(REQUIRED WORK): From the records below, please return each line that holds the word "JSON".

(DATA UNDER STUDY):
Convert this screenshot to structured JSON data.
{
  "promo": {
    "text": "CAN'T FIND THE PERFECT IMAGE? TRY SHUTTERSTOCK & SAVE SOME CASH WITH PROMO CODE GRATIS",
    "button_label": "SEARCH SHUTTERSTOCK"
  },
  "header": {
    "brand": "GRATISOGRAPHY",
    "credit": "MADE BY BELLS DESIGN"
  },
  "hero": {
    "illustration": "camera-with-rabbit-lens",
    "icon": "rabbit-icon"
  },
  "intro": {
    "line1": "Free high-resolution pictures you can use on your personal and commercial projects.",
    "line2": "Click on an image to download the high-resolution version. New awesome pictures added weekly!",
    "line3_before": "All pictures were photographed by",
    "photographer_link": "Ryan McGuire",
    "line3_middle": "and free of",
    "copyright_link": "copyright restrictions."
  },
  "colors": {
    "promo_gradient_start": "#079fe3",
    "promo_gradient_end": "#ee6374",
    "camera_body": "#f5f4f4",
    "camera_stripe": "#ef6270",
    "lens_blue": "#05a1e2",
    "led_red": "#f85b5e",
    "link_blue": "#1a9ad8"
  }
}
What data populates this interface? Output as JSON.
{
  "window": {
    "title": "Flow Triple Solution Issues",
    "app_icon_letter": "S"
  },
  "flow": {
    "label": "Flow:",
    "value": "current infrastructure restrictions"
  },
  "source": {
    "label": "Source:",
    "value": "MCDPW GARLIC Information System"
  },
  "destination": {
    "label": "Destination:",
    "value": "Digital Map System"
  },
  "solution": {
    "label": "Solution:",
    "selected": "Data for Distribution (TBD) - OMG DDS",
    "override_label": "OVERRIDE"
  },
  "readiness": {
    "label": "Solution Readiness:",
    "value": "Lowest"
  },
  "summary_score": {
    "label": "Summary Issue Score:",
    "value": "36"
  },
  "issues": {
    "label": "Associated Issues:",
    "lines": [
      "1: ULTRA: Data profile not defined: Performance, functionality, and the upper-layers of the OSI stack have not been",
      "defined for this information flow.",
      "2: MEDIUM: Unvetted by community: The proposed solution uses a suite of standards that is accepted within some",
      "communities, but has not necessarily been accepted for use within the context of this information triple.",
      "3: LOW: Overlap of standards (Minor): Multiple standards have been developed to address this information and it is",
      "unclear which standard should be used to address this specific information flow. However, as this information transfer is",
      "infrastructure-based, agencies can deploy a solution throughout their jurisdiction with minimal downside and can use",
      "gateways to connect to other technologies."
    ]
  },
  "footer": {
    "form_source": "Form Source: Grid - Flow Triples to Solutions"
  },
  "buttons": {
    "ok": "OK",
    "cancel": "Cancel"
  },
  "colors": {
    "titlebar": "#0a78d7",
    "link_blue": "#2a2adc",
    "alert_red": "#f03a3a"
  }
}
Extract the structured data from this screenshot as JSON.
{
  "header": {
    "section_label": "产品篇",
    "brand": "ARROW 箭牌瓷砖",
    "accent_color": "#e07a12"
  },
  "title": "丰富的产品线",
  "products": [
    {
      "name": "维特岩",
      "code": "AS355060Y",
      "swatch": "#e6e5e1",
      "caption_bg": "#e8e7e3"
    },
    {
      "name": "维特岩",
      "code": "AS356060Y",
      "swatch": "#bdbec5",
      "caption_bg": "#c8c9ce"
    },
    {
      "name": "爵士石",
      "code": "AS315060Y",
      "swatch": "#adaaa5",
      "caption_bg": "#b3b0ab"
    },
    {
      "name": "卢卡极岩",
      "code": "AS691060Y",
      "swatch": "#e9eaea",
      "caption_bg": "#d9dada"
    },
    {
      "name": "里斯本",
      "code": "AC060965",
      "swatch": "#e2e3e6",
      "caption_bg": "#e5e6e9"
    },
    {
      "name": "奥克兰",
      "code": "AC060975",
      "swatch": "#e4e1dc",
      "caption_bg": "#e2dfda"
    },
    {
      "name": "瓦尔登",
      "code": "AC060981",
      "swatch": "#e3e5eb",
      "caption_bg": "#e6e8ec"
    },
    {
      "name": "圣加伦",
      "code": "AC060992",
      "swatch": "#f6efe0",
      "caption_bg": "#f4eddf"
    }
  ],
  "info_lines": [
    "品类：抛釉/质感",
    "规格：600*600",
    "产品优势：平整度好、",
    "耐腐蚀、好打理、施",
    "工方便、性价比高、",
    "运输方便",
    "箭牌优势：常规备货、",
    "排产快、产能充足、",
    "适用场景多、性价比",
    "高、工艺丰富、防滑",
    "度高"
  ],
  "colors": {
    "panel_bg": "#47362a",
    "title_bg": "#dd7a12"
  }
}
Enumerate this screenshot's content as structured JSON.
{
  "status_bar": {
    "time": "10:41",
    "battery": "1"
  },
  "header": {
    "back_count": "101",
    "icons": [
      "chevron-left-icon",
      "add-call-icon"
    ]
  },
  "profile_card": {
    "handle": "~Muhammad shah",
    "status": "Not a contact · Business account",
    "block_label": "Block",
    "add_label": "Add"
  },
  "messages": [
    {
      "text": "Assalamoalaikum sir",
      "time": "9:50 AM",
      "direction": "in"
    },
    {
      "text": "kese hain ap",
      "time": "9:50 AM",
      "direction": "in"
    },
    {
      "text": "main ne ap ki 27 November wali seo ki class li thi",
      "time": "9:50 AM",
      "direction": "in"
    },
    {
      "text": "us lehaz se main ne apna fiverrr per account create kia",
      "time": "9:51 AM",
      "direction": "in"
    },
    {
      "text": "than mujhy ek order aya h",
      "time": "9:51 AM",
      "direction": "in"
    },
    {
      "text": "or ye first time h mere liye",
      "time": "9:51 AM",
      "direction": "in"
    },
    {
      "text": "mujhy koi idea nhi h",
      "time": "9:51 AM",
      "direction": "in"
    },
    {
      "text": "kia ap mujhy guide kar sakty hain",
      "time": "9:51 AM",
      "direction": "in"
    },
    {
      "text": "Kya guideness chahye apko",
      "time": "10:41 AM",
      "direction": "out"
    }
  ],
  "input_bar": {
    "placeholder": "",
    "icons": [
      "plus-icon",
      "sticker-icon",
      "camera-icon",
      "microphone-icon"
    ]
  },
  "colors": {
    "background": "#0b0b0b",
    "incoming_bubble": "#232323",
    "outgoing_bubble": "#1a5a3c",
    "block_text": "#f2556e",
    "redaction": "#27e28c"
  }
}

(EXPECTED ANSWER):
Convert this screenshot to structured JSON data.
What data populates this interface? Output as JSON.
Extract the structured data from this screenshot as JSON.
Enumerate this screenshot's content as structured JSON.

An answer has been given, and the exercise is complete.